### TRY IT
Please copy each line of the data that includes the string "Protocol".

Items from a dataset
━━━━━━━━━━
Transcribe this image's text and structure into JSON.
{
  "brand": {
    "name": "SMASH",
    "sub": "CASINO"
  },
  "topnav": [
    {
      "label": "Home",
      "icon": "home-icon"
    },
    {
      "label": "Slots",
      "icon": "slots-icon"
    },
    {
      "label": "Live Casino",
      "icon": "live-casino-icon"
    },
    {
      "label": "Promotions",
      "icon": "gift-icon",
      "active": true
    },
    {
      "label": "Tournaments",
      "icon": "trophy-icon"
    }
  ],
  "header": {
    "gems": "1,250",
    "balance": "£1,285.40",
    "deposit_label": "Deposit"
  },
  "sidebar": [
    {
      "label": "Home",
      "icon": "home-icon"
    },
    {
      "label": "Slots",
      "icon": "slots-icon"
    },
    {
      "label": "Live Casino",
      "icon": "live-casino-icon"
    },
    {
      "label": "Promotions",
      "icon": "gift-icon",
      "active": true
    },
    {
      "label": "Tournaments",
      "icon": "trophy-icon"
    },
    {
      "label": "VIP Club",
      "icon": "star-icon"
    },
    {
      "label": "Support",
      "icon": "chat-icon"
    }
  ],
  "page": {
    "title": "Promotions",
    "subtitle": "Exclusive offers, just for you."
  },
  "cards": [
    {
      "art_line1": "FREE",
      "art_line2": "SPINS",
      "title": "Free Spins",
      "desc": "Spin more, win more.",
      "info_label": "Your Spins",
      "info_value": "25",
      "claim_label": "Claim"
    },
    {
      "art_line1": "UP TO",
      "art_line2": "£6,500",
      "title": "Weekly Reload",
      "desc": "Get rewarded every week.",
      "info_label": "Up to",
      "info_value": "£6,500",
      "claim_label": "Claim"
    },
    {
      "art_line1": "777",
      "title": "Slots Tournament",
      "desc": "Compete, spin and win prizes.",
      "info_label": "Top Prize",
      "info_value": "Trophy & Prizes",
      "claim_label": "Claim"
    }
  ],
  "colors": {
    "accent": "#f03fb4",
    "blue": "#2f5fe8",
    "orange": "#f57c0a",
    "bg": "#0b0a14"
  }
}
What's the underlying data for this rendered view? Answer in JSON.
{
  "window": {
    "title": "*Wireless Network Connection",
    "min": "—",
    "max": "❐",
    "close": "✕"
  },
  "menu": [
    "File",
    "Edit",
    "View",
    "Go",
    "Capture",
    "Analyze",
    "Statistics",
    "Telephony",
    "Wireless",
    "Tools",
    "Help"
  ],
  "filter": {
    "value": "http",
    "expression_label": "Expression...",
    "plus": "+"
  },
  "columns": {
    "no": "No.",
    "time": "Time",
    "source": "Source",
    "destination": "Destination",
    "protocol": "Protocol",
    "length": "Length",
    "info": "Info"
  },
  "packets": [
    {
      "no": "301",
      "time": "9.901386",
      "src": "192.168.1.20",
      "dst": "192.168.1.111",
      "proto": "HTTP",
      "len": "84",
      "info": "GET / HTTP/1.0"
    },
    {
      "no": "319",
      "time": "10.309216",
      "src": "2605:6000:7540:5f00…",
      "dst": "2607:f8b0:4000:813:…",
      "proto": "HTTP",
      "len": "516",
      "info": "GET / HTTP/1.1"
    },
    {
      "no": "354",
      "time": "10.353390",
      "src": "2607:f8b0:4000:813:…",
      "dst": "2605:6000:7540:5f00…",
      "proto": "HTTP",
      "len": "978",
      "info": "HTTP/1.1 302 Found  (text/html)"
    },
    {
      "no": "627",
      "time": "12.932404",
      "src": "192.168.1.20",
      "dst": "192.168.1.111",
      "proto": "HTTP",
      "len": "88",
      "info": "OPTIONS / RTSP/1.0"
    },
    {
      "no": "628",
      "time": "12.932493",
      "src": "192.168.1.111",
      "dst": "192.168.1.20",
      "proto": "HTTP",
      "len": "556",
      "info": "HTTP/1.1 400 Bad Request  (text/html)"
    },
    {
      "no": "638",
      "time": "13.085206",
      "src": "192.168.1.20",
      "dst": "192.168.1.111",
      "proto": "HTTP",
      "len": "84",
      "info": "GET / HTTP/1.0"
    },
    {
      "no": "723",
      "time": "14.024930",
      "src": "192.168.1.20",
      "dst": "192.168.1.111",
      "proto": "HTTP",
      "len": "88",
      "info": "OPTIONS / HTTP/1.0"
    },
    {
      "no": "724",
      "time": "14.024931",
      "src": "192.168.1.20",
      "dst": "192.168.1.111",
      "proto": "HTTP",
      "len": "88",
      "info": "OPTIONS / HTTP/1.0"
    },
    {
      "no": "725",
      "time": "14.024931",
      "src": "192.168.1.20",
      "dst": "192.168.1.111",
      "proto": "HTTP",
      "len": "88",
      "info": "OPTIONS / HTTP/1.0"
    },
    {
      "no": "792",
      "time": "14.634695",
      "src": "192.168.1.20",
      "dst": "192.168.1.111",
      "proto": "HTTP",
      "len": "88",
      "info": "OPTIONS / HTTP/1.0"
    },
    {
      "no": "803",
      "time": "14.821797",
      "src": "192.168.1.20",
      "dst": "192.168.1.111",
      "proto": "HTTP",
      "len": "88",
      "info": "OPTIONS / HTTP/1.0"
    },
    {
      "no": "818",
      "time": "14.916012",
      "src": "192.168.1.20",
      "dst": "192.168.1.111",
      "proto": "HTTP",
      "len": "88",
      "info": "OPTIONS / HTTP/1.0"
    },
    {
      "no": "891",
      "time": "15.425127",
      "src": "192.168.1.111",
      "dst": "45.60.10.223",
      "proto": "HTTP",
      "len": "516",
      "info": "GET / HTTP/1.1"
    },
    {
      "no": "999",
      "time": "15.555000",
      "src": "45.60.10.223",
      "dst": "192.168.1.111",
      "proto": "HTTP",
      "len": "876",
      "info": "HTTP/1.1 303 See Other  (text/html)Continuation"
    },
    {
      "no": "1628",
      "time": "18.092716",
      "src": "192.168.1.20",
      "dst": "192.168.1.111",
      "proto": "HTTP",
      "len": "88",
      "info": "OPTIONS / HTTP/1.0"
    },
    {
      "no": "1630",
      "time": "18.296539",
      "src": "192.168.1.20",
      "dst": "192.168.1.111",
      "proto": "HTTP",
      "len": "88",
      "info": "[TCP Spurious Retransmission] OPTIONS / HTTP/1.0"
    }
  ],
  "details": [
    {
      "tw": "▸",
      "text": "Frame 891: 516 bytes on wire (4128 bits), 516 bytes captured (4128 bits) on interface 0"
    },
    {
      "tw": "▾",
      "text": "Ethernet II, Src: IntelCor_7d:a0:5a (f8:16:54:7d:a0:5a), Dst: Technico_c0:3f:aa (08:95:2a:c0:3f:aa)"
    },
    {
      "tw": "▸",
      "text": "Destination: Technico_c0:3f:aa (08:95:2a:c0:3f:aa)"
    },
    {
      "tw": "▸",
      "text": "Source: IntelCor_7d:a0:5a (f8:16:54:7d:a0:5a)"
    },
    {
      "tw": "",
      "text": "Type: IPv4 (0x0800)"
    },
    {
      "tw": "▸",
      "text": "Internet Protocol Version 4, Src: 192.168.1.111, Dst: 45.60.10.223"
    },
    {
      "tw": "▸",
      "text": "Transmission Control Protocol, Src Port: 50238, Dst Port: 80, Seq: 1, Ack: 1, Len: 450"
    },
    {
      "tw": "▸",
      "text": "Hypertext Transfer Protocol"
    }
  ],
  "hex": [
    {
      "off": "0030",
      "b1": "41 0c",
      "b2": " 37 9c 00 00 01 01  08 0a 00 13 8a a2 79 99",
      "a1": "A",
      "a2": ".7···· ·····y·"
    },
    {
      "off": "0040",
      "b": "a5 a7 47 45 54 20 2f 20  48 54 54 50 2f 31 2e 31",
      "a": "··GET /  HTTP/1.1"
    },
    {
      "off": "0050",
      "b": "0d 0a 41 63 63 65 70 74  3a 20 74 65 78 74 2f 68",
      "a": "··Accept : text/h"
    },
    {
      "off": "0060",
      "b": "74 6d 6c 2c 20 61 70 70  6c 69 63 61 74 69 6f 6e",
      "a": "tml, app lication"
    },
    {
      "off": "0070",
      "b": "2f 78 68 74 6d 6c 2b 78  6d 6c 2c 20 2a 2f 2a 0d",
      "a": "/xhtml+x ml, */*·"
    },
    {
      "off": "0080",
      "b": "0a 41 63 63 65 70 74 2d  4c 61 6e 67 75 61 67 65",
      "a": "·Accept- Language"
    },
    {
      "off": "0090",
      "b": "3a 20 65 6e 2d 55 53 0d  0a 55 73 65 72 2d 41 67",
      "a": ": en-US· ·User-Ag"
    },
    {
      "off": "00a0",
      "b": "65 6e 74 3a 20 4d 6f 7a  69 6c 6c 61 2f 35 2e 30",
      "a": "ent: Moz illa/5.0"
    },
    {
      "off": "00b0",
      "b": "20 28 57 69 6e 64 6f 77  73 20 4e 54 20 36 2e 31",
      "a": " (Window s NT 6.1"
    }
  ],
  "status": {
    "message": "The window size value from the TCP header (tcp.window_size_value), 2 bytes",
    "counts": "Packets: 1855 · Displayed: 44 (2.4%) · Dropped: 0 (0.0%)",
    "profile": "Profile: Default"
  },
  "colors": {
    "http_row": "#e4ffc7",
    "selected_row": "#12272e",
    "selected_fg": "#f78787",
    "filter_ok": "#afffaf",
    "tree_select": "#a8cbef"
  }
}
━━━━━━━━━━
### TASK RESULT
    "protocol": "Protocol",
      "text": "Internet Protocol Version 4, Src: 192.168.1.111, Dst: 45.60.10.223"
      "text": "Transmission Control Protocol, Src Port: 50238, Dst Port: 80, Seq: 1, Ack: 1, Len: 450"
      "text": "Hypertext Transfer Protocol"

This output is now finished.